Bad Decisions Don’t Mean Bad People
No matter what bad decision your athlete made, the first step towards staging a comeback is to understand that a bad decision isn’t the same as being a bad person.
Afremow suggests that parents and coaches start by trying to understand why the athlete made the bad choice. For instance, an athlete caught cheating on a test may have done so because of a fear of being kicked off the team or disappointing their parents. “Everyone has a private logic, and when we make a bad decision on the outside, there was likely a good intention on the inside,” says Afremow. Of course, the reason doesn’t excuse a bad decision, but it does help to understand that rarely are bad decisions made with bad intentions. Separating the person from the decision makes it easier to begin to develop a comeback strategy.
Start with the Small Stuff
“Go from small to big decisions,” says Afremow. Discussing and reflecting on small bad decisions and how an athlete comes back from them are important even at a young age because it helps establish smart habits later in life when big bad decisions can be made.
If you’ve established a rapport talking about a missed shot or a strikeout, it’s easier to have the harder conversations when a bad decision could truly impact your athlete’s life. It doesn’t have to be a deep, intense discussion – even a few minutes discussing what went right, what went wrong, and what an athlete wants to work on for next time can help make the harder discussions down the road easier.
Beware of Perfectionism
“It’s not all about being perfect after the mistake is made,” says Afremow. Too many young athletes get caught up in this idea of being perfect all the time, but that can actually lead to an avoidance of accepting fault or blame.
Afremow explains, “There are a few self-defeating mantras that people seem to get stuck on: ‘I must never fail or make a mistake’ or ‘I should always be strong.’ What’s underlying the inability to accept mistakes or admit mistakes is this belief that ‘I am my performance.’ Coaches find that most athletes take feedback too personally, seeing it as criticism instead of help. If an athlete believes that he equals his performance, ‘If I play bad, I am bad,’ then it’s hard to accept feedback. But without feedback, we struggle to improve.”

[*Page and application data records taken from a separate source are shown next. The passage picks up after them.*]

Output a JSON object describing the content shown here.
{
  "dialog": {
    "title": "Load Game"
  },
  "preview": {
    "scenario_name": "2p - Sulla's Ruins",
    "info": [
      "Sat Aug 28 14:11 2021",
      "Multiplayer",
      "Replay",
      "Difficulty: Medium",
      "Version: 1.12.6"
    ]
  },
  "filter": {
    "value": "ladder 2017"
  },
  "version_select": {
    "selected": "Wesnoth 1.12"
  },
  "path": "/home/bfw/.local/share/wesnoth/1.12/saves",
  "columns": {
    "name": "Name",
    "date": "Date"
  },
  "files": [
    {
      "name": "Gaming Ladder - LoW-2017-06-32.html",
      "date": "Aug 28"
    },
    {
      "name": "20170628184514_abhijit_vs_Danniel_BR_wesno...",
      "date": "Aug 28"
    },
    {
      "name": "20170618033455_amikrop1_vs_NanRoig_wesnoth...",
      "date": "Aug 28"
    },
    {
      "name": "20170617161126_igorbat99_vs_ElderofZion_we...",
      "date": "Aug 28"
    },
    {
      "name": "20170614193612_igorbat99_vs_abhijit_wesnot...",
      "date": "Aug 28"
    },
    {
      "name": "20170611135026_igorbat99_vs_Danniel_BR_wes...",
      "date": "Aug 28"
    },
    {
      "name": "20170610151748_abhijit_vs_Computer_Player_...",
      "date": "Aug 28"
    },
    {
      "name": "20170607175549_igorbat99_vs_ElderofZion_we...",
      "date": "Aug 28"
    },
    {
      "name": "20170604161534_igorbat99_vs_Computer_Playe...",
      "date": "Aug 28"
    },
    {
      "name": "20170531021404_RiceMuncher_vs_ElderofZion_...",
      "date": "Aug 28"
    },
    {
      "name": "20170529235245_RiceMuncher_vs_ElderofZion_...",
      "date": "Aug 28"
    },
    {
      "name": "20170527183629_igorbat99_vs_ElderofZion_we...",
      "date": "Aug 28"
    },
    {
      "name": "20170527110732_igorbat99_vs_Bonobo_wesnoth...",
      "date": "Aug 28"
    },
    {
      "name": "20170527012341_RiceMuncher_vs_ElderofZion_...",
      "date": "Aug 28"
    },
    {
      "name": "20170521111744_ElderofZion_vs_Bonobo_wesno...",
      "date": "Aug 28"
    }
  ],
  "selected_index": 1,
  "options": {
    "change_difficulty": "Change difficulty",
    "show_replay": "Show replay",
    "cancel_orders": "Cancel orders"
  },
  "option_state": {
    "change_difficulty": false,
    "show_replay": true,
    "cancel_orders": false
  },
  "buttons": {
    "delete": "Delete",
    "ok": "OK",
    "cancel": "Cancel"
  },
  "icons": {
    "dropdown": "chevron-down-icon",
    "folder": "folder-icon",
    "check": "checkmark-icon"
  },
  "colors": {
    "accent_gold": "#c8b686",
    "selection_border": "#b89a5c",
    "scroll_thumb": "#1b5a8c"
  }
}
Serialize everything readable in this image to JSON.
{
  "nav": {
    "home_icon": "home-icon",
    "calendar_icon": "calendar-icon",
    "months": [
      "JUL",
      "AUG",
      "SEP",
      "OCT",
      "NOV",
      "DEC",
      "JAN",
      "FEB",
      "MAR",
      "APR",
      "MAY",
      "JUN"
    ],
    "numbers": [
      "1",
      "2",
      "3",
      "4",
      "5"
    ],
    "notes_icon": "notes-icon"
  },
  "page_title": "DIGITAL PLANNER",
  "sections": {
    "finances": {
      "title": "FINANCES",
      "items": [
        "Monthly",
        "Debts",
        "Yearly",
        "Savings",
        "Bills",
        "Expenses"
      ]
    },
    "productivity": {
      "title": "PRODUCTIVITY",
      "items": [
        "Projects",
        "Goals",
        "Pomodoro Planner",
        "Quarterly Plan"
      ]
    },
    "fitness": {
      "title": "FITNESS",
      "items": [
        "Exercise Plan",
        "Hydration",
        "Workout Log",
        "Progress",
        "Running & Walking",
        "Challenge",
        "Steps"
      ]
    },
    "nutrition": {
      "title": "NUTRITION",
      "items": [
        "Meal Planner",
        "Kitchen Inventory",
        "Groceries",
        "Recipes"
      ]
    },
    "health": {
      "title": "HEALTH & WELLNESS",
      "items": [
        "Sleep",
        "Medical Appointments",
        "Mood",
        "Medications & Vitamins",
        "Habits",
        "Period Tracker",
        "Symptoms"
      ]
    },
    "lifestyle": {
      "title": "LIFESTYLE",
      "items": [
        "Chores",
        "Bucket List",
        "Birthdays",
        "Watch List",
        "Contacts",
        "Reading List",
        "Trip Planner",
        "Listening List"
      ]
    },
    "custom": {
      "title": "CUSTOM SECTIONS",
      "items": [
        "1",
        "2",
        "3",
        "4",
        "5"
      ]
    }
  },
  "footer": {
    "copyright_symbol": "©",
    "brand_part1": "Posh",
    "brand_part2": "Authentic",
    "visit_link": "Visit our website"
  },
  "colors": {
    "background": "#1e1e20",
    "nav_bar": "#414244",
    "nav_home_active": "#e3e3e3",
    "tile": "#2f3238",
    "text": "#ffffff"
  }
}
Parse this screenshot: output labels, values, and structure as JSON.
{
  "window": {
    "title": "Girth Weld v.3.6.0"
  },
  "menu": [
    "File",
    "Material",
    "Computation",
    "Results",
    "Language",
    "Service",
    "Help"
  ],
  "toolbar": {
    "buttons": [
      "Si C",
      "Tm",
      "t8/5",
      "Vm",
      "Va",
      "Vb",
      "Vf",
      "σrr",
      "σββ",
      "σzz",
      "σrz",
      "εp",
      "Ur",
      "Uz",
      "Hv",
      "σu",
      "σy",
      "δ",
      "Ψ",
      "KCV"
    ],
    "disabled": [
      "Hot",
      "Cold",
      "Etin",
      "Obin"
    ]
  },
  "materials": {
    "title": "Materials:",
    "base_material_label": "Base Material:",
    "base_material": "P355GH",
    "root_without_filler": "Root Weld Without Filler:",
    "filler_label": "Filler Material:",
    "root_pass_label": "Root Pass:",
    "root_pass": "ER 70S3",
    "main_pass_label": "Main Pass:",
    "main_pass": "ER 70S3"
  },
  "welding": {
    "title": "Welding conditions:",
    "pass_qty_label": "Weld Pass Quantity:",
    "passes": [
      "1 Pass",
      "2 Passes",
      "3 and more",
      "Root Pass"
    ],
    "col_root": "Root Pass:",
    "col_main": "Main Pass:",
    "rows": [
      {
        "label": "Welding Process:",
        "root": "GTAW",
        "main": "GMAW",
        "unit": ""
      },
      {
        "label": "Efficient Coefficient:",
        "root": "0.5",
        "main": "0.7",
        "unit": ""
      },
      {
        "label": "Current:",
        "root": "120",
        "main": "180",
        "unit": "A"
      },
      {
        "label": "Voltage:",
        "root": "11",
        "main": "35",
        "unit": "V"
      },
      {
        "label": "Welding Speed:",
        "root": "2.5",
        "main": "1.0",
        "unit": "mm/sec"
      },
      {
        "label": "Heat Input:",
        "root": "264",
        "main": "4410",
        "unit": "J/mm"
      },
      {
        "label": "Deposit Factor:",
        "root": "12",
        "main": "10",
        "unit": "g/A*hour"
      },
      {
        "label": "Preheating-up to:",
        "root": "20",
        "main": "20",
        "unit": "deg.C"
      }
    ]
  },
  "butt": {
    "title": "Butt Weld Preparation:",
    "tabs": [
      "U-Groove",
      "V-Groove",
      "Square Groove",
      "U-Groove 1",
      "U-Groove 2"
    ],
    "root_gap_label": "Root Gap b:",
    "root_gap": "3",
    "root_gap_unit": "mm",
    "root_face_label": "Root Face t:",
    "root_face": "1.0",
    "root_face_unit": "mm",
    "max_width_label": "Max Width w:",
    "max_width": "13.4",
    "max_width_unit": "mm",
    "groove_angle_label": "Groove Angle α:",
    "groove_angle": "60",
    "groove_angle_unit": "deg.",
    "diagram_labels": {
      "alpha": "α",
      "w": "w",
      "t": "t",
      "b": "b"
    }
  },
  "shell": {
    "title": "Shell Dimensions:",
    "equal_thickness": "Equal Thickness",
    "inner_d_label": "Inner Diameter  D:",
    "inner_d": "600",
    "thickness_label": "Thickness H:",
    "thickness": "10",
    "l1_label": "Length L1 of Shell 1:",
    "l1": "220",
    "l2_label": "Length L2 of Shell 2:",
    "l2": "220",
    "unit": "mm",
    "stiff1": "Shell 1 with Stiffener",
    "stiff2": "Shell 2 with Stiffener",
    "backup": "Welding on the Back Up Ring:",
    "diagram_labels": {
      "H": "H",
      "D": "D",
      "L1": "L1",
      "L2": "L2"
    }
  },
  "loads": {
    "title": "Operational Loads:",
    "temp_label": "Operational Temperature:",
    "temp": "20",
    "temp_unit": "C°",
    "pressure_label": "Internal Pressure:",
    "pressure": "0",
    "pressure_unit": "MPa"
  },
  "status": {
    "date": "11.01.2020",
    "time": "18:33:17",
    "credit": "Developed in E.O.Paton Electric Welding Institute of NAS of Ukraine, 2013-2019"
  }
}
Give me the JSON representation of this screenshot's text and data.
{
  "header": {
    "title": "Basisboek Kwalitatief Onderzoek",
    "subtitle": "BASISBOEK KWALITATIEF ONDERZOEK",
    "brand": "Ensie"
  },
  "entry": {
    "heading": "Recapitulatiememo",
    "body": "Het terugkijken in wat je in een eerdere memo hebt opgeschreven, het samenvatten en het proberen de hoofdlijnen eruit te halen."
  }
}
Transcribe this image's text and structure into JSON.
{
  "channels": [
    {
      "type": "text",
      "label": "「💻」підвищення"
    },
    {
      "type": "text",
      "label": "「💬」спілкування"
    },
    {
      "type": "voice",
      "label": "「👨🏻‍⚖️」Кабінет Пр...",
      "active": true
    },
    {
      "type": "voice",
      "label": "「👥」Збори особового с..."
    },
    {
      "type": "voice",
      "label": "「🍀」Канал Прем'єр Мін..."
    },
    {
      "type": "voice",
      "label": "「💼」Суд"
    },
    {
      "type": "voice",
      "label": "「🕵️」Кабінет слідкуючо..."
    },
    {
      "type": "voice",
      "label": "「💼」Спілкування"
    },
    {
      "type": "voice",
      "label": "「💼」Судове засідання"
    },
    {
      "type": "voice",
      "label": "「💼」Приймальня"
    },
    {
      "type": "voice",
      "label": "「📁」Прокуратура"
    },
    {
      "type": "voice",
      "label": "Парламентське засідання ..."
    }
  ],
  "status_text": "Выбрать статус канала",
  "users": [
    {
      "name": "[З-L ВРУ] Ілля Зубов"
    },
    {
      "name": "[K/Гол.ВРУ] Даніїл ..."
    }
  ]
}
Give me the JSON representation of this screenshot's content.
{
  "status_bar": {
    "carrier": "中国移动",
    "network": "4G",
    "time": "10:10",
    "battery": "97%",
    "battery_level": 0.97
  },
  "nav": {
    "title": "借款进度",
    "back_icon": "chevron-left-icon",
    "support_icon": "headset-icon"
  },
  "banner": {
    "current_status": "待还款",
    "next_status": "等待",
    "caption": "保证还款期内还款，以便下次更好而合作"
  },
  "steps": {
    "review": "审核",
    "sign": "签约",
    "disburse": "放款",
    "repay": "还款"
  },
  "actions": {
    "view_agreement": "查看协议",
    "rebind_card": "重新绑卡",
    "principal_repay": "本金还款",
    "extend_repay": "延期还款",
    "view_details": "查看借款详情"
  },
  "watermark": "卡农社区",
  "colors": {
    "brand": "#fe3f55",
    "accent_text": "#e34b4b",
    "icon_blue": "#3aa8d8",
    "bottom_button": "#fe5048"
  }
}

Create the Road to Redemption
“We let people out of prison,” says Afremow. “It’s less about being punitive and more about how we can keep going and growing together. There do need to be consequences, but there should also be a way for an athlete to come back from a bad decision. But an athlete has to want to come back from that decision. The person who screws up has to convince you that they want to change and want your help.”
If your athlete is caught cheating on a test, for example, there are consequences for that decision, but there are also comeback strategies that can help the athlete in the future. Perhaps that athlete needs a tutor, or a more structured academic and sports schedule.
Lay out the new expectations, point out that specific behaviors are unacceptable, and allow the athlete to decide where they’re going to go from here.
Teach a Sense of Ownership
“There are thumb people, the type who point their thumb at themselves, who say, ‘I made a mistake,” Afremow says. “And there are finger pointers, who want to blame everyone else.” Your athlete should be able and willing to take responsibility for their actions on and off the field – that’s the most important lesson that you can instill in them at a young age. So, if your athlete consistently finds ways to blame others for game-losing mistakes, work to help them to develop a stronger sense of personal responsibility as early as possible.
Share Your Stories
“Parents and coaches can also help by sharing the flubs and mistakes that they’ve made that might have been similar. Doing that helps to normalize mistakes and shows that mistakes are part of life,” says Afremow.
Afremow explains, “Coaches and parents forget how hard the game is – I hear this from athletes all the time. So, a good way to bond is to discuss and share stories that show that you know how they feel and how hard things actually are. It shows that you can empathize with the athlete, if you’ve been there yourself.”